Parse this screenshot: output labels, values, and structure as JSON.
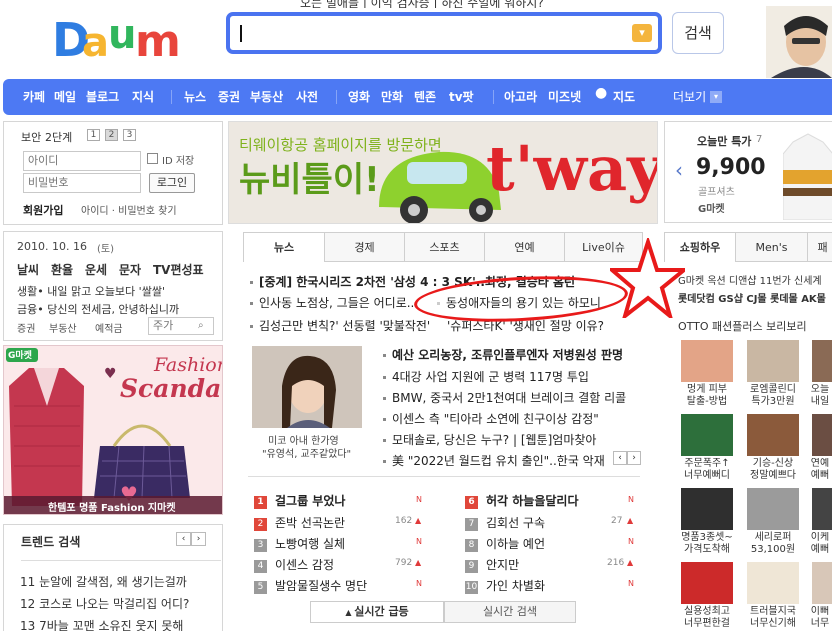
{
  "header": {
    "logo_text": "Daum",
    "top_notice": "오는 밀애들 | 이익 검사증 | 하진 수일에 워하지?",
    "search_value": "",
    "search_button": "검색",
    "drop_icon": "chevron-down-icon"
  },
  "nav": {
    "items": [
      "카페",
      "메일",
      "블로그",
      "지식",
      "뉴스",
      "증권",
      "부동산",
      "사전",
      "영화",
      "만화",
      "텐존",
      "tv팟",
      "아고라",
      "미즈넷",
      "지도"
    ],
    "more": "더보기"
  },
  "login": {
    "security_label": "보안",
    "security_level": "2단계",
    "levels": [
      "1",
      "2",
      "3"
    ],
    "id_placeholder": "아이디",
    "pw_placeholder": "비밀번호",
    "save_id": "ID 저장",
    "login_button": "로그인",
    "join": "회원가입",
    "find": "아이디 · 비밀번호 찾기"
  },
  "today": {
    "date": "2010. 10. 16",
    "weekday": "(토)",
    "links": [
      "날씨",
      "환율",
      "운세",
      "문자",
      "TV편성표"
    ],
    "lines": [
      "생활• 내일 맑고 오늘보다 '쌀쌀'",
      "금융• 당신의 전세금, 안녕하십니까"
    ],
    "stock_tabs": [
      "증권",
      "부동산",
      "예적금"
    ],
    "stock_placeholder": "주가"
  },
  "ad_left": {
    "title1": "Fashion",
    "title2": "Scandal",
    "footer": "한템포 명품 Fashion 지마켓",
    "badge": "G마켓"
  },
  "trend": {
    "title": "트렌드 검색",
    "items": [
      "11 눈알에 갈색점, 왜 생기는걸까",
      "12 코스로 나오는 막걸리집 어디?",
      "13 7바늘 꼬맨 소유진 웃지 못해"
    ]
  },
  "banner": {
    "line1": "티웨이항공 홈페이지를 방문하면",
    "line2": "뉴비틀이!",
    "brand": "t'way"
  },
  "news": {
    "tabs": [
      "뉴스",
      "경제",
      "스포츠",
      "연예",
      "Live이슈"
    ],
    "headlines": [
      "[중계] 한국시리즈 2차전 '삼성 4 : 3 SK'..최정, 결승타 홈런",
      "인사동 노점상, 그들은 어디로..",
      "동성애자들의 용기 있는 하모니",
      "김성근만 변칙?' 선동렬 '맞불작전'",
      "'슈퍼스타K' '생새인 절망 이유?"
    ],
    "photo_caption_1": "미코 아내 한가영",
    "photo_caption_2": "\"유영석, 교주같았다\"",
    "list": [
      "예산 오리농장, 조류인플루엔자 저병원성 판명",
      "4대강 사업 지원에 군 병력 117명 투입",
      "BMW, 중국서 2만1천여대 브레이크 결함 리콜",
      "이센스 측 \"티아라 소연에 친구이상 감정\"",
      "모태솔로, 당신은 누구? | [웹툰]엄마찾아",
      "美 \"2022년 월드컵 유치 출인\"..한국 악재"
    ]
  },
  "ranking": {
    "left": [
      {
        "num": "1",
        "text": "걸그룹 부었나",
        "cnt": ""
      },
      {
        "num": "2",
        "text": "존박 선곡논란",
        "cnt": "162"
      },
      {
        "num": "3",
        "text": "노빵여행 실체",
        "cnt": ""
      },
      {
        "num": "4",
        "text": "이센스 감정",
        "cnt": "792"
      },
      {
        "num": "5",
        "text": "발암물질생수 명단",
        "cnt": ""
      }
    ],
    "right": [
      {
        "num": "6",
        "text": "허각 하늘을달리다",
        "cnt": ""
      },
      {
        "num": "7",
        "text": "김회선 구속",
        "cnt": "27"
      },
      {
        "num": "8",
        "text": "이하늘 예언",
        "cnt": ""
      },
      {
        "num": "9",
        "text": "안지만",
        "cnt": "216"
      },
      {
        "num": "10",
        "text": "가인 차별화",
        "cnt": ""
      }
    ],
    "tab_active": "실시간 급등",
    "tab_other": "실시간 검색"
  },
  "shop": {
    "today_label": "오늘만 특가",
    "today_count": "7",
    "price": "9,900",
    "item": "골프셔츠",
    "seller": "G마켓",
    "tabs": [
      "쇼핑하우",
      "Men's",
      "패"
    ],
    "promo1": "G마켓 옥션 디앤샵 11번가 신세계",
    "promo2": "롯데닷컴 GS샵 CJ몰 롯데몰 AK몰",
    "otto": "OTTO 패션플러스 보리보리",
    "captions": [
      [
        "멍게 피부",
        "탈출-방법"
      ],
      [
        "로엠콜린디",
        "특가3만원"
      ],
      [
        "오늘",
        "내일"
      ],
      [
        "주문폭주↑",
        "너무예뻐디"
      ],
      [
        "기승-신상",
        "정말예쁘다"
      ],
      [
        "연예",
        "예뻐"
      ],
      [
        "명품3종셋~",
        "가격도착해"
      ],
      [
        "세리로퍼",
        "53,100원"
      ],
      [
        "이케",
        "예뻐"
      ],
      [
        "실용성최고",
        "너무편한걸"
      ],
      [
        "트러블지국",
        "너무신기해"
      ],
      [
        "이뻐",
        "너무"
      ]
    ]
  },
  "colors": {
    "nav_blue": "#4d79f3",
    "search_border": "#4a73f0",
    "rank_red": "#e0473a",
    "rank_gray": "#9a9a9a",
    "annotation_red": "#e81a1a"
  }
}
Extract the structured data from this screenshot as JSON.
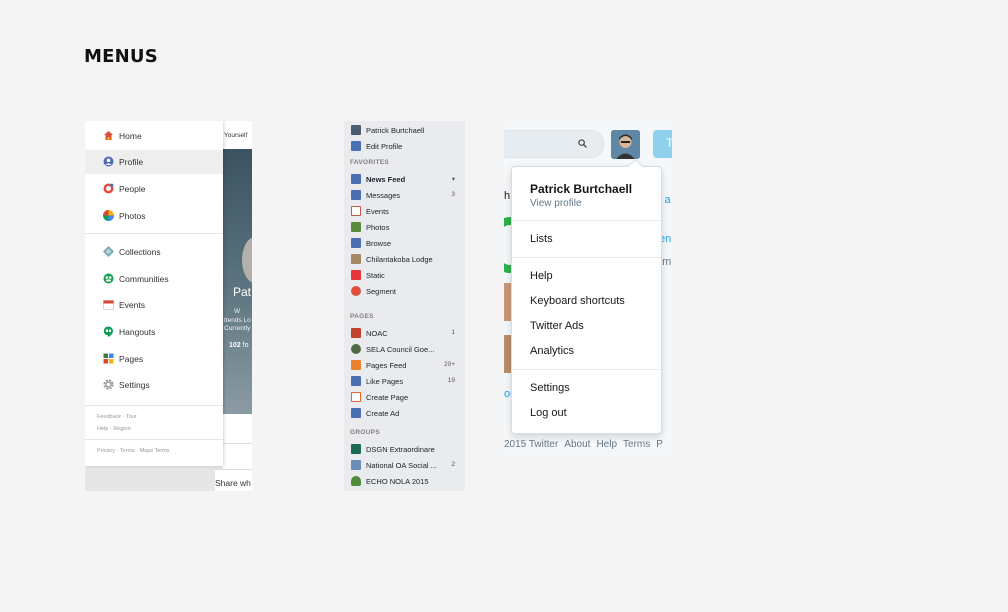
{
  "page": {
    "title": "MENUS"
  },
  "gplus": {
    "top_hint": "Yourself",
    "profile_name": "Pat",
    "profile_lines": [
      "W",
      "ttends Lo",
      "Currently"
    ],
    "follow_count": "102",
    "follow_suffix": "fo",
    "share_text": "Share wh",
    "items": [
      {
        "label": "Home",
        "icon": "home-icon",
        "color": "#e04b3d"
      },
      {
        "label": "Profile",
        "icon": "profile-icon",
        "color": "#4e6cb7"
      },
      {
        "label": "People",
        "icon": "people-icon",
        "color": "#e04b3d"
      },
      {
        "label": "Photos",
        "icon": "photos-icon",
        "color": "#f4b400"
      },
      {
        "label": "Collections",
        "icon": "collections-icon",
        "color": "#7aa6b5"
      },
      {
        "label": "Communities",
        "icon": "communities-icon",
        "color": "#1a9b50"
      },
      {
        "label": "Events",
        "icon": "events-icon",
        "color": "#d94436"
      },
      {
        "label": "Hangouts",
        "icon": "hangouts-icon",
        "color": "#0f9d58"
      },
      {
        "label": "Pages",
        "icon": "pages-icon",
        "color": "#3c7b3f"
      },
      {
        "label": "Settings",
        "icon": "settings-icon",
        "color": "#9a9a9a"
      }
    ],
    "footer_row1": [
      "Feedback",
      "Tour"
    ],
    "footer_row2": [
      "Help",
      "Region"
    ],
    "footer_row3": [
      "Privacy",
      "Terms",
      "Maps Terms"
    ]
  },
  "facebook": {
    "profile": [
      {
        "label": "Patrick Burtchaell",
        "icon": "avatar-icon",
        "color": "#4b5d6e",
        "count": ""
      },
      {
        "label": "Edit Profile",
        "icon": "pencil-icon",
        "color": "#4b6fb3",
        "count": ""
      }
    ],
    "favorites_heading": "FAVORITES",
    "favorites": [
      {
        "label": "News Feed",
        "icon": "news-feed-icon",
        "color": "#4b6fb3",
        "count": "▾",
        "bold": true
      },
      {
        "label": "Messages",
        "icon": "messages-icon",
        "color": "#4b6fb3",
        "count": "3"
      },
      {
        "label": "Events",
        "icon": "calendar-icon",
        "color": "#c75a4a",
        "count": ""
      },
      {
        "label": "Photos",
        "icon": "photos-icon",
        "color": "#5b8a3c",
        "count": ""
      },
      {
        "label": "Browse",
        "icon": "browse-icon",
        "color": "#4b6fb3",
        "count": ""
      },
      {
        "label": "Chilantakoba Lodge",
        "icon": "lodge-icon",
        "color": "#a58960",
        "count": ""
      },
      {
        "label": "Static",
        "icon": "static-icon",
        "color": "#e8343c",
        "count": ""
      },
      {
        "label": "Segment",
        "icon": "segment-icon",
        "color": "#e04f3b",
        "count": ""
      }
    ],
    "pages_heading": "PAGES",
    "pages": [
      {
        "label": "NOAC",
        "icon": "noac-icon",
        "color": "#c2402e",
        "count": "1"
      },
      {
        "label": "SELA Council Goe...",
        "icon": "globe-icon",
        "color": "#4d6b47",
        "count": ""
      },
      {
        "label": "Pages Feed",
        "icon": "megaphone-icon",
        "color": "#e8822d",
        "count": "20+"
      },
      {
        "label": "Like Pages",
        "icon": "thumbs-up-icon",
        "color": "#4b6fb3",
        "count": "19"
      },
      {
        "label": "Create Page",
        "icon": "create-page-icon",
        "color": "#e8622d",
        "count": ""
      },
      {
        "label": "Create Ad",
        "icon": "chart-icon",
        "color": "#4b6fb3",
        "count": ""
      }
    ],
    "groups_heading": "GROUPS",
    "groups": [
      {
        "label": "DSGN Extraordinare",
        "icon": "group-icon",
        "color": "#1f6b52",
        "count": ""
      },
      {
        "label": "National OA Social ...",
        "icon": "megaphone-icon",
        "color": "#6c8db8",
        "count": "2"
      },
      {
        "label": "ECHO NOLA 2015",
        "icon": "tree-icon",
        "color": "#4f8b3b",
        "count": ""
      }
    ]
  },
  "twitter": {
    "tweet_label": "T",
    "bg_fragments": [
      "h",
      "y a",
      "ten",
      "om",
      "g",
      "ou"
    ],
    "footer_links": [
      "2015 Twitter",
      "About",
      "Help",
      "Terms",
      "P"
    ],
    "menu": {
      "name": "Patrick Burtchaell",
      "view_profile": "View profile",
      "lists": "Lists",
      "help": "Help",
      "shortcuts": "Keyboard shortcuts",
      "ads": "Twitter Ads",
      "analytics": "Analytics",
      "settings": "Settings",
      "logout": "Log out"
    }
  }
}
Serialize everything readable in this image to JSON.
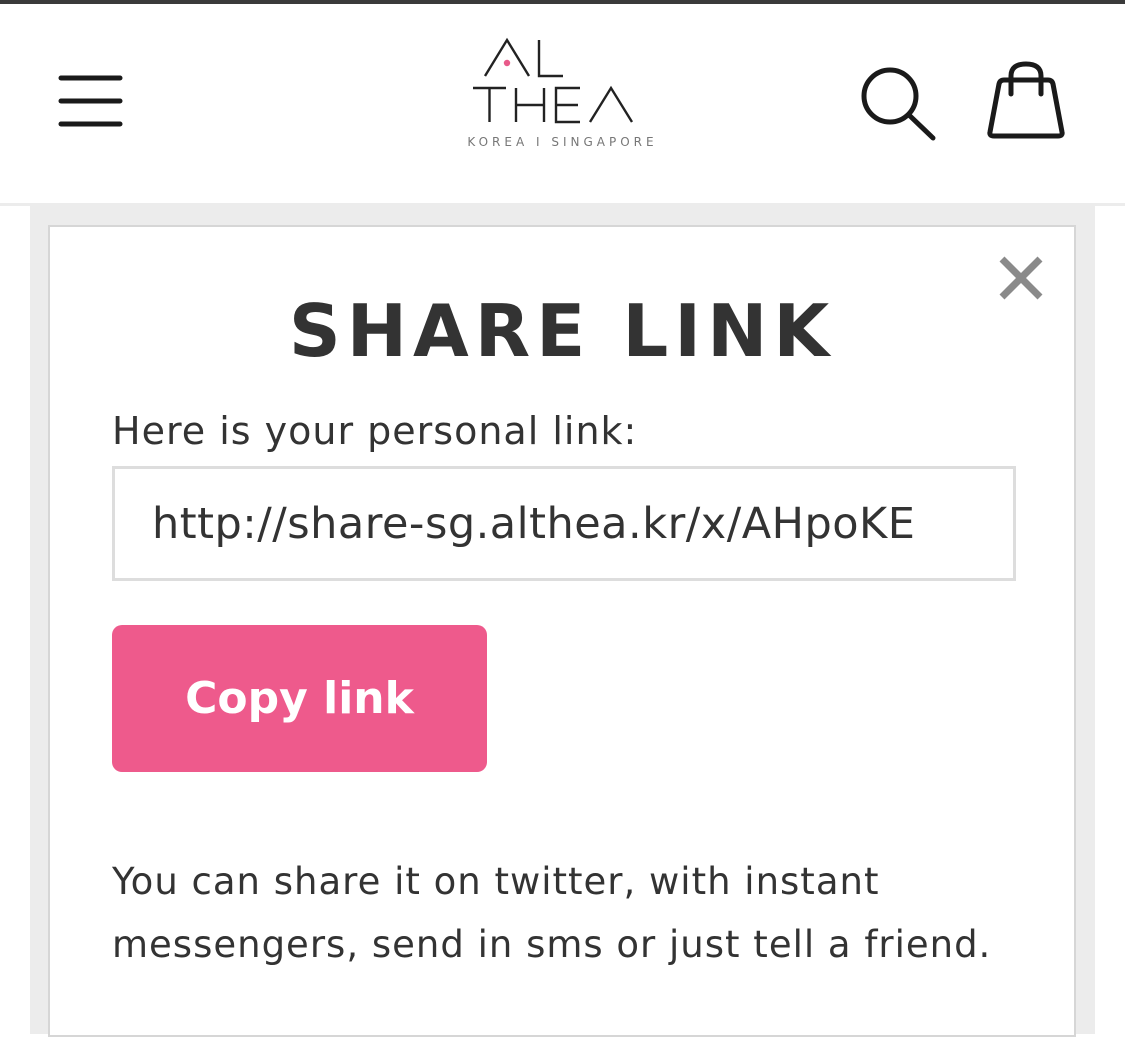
{
  "header": {
    "logo": {
      "wordmark_line1": "AL",
      "wordmark_line2": "THEA",
      "subtitle": "KOREA I SINGAPORE"
    },
    "icons": {
      "menu": "menu-icon",
      "search": "search-icon",
      "cart": "shopping-bag-icon"
    }
  },
  "modal": {
    "title": "SHARE LINK",
    "intro": "Here is your personal link:",
    "link_value": "http://share-sg.althea.kr/x/AHpoKE",
    "copy_label": "Copy link",
    "hint": "You can share it on twitter, with instant messengers, send in sms or just tell a friend.",
    "close_icon": "close-icon"
  },
  "colors": {
    "accent": "#ee5a8c",
    "text": "#333333",
    "border": "#dddddd",
    "logo_dot": "#e85a8a"
  }
}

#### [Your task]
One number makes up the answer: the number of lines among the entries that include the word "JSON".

#### [Completed exercise]
3